OPP: You've also recently launched a new initiative called Public Practice. What's your mission?

JJ: My wife Iga Puchalska and I moved to Rockford in July 2013. We immediately saw a need for more contemporary art and programming. Rockford is pigeonholed as one of the most “dangerous” or “miserable” cities in America, but it is gaining a lot of energy from creative people who are starting from the ground up.

Public Practice is not a physical site; rather it is a collection of culturally relevant, interdisciplinary projects. Our mission is to provide smart, engaging, challenging art programming to the Rockford community and beyond. These projects materialize through the collaboration between Public Practice and other organizations, spaces, businesses and artists. Each collaborator utilizes its own strengths and resources to formulate a project that is aimed at exposing the public to contemporary art with the goal of developing new social perspectives while expanding dialog between Rockford’s community and contemporary art practices.

We aim to be an educational entity, to the public as well as to the collaborators and ourselves. We invite the public to work with us, not as a means to an end, but in order to emphasize the practice of exchanging ideas through creative foundation. Iga and I are approaching Public Practice with a sense of sincerity, experimentation and resourcefulness. We are very excited because this project can have a very real impact on the community.


OPP: Do you have any projects lined up yet?

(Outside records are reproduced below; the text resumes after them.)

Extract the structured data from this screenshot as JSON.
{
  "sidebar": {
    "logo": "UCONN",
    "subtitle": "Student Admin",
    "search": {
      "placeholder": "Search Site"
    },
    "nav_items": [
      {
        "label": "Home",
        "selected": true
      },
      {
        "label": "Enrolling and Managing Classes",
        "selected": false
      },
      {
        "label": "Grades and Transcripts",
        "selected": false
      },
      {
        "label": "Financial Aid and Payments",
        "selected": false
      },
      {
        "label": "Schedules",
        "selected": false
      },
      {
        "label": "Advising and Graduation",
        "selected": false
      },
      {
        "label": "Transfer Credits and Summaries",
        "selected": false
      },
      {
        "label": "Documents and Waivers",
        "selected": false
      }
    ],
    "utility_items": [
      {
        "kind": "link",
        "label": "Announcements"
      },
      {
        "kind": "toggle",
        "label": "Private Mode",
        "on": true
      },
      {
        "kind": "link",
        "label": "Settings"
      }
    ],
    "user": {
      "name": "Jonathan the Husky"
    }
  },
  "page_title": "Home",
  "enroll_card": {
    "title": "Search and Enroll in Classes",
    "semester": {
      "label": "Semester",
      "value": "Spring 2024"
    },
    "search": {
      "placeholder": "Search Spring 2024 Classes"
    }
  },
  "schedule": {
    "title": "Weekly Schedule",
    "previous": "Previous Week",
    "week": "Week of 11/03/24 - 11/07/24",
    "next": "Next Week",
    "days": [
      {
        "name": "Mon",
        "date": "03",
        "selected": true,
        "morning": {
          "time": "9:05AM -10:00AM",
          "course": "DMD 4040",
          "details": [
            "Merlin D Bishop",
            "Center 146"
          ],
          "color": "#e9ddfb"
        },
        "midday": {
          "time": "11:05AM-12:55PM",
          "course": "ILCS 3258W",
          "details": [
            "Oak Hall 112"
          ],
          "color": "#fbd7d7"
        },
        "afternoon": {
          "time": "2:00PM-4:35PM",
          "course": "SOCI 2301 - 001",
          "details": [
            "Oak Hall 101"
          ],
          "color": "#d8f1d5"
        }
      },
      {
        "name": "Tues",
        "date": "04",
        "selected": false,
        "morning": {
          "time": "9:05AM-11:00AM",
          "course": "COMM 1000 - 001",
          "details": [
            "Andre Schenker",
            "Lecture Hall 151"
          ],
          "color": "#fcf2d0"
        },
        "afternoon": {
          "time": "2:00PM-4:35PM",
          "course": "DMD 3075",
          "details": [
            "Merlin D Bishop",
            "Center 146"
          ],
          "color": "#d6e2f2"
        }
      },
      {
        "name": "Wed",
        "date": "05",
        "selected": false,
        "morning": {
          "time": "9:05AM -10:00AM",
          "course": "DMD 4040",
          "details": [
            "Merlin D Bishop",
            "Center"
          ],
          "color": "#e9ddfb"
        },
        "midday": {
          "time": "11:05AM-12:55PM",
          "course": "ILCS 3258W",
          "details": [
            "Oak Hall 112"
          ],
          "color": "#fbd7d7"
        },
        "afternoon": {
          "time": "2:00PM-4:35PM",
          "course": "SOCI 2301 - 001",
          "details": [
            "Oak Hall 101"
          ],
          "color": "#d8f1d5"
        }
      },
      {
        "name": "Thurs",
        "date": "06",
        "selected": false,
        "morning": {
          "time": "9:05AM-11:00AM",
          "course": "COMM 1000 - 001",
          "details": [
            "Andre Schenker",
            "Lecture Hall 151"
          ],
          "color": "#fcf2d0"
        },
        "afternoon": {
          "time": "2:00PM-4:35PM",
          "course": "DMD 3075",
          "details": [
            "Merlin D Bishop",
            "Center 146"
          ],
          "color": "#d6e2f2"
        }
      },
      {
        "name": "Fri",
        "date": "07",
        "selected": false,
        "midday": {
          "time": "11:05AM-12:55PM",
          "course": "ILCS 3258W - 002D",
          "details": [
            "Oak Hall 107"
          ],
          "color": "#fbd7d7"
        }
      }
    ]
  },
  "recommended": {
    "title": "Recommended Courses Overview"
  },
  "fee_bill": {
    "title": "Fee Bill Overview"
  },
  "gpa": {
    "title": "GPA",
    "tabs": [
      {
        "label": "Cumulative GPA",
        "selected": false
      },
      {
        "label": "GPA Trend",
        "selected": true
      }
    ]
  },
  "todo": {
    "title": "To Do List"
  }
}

JJ: We just had our first successful project called Parade on June 13, 2014. In the spirit of collaboration and public engagement in the arts, we organized an art exhibition with artist Jesus Correa and Rockford Art Deli. We considered the parade as an art medium and the floats as art objects. Parade started in the public and invited the public to participate. Local and regional artists were invited to create "floats" to accompany them during the parade, which ended at an art exhibition at Rockford Art Deli. Along with the artists, the public was encouraged to join our sidewalk parade—which they did in great numbers! We had well over 100 people in the parade, representing the very diverse Rockford community. We hope to make this a yearly occurrence.

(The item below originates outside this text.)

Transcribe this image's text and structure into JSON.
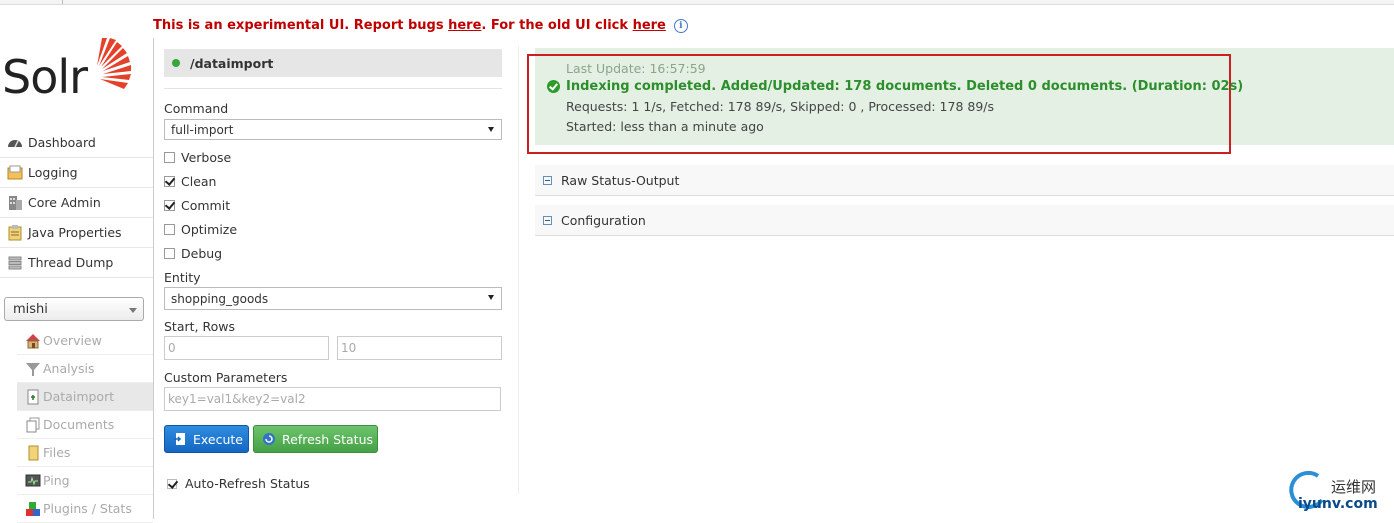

We are also teaming up with Conveyor, a space for live storytelling, to create a programming-heavy exhibition series. Because the aim of the project is to approach the artist’s practice as transparent, invited artists will be asked to create an alternative approach to programming. This programming will act as a springboard to demystify or intensify contexts within the work that is being exhibited. We are happy to have James T. Green as our first artist!

To view more of Jason's work, please visit jasonajudd.com.

Featured Artist Interviews are conducted by Chicago-based, interdisciplinary artist Stacia Yeapanis. When she’s not writing for OPP, Stacia explores the relationship between repetition, desire and impermanence in her cross-stitch embroideries, remix video and collage installations. She is an instructor in the Department of Fiber and Material Studies at The School of the Art Institute of Chicago, where received her MFA in 2006, and was a 2012-2013 Mentor-in-Residence at BOLT in Chicago. Recent solo exhibitions include I Still Haven’t Found What I’m Looking For (2013) at Klemm Gallery, Siena Heights University (Adrian, Michigan) and Everything You Need is Already Here (2014) at Heaven Gallery in Chicago. Stacia is currently looking forward to creating a site-responsive collage installation in her hometown. NEXT: Emerging Virginia Artists opens on July 11, 2014 at the Peninsula Fine Arts Center in Newport News, VA.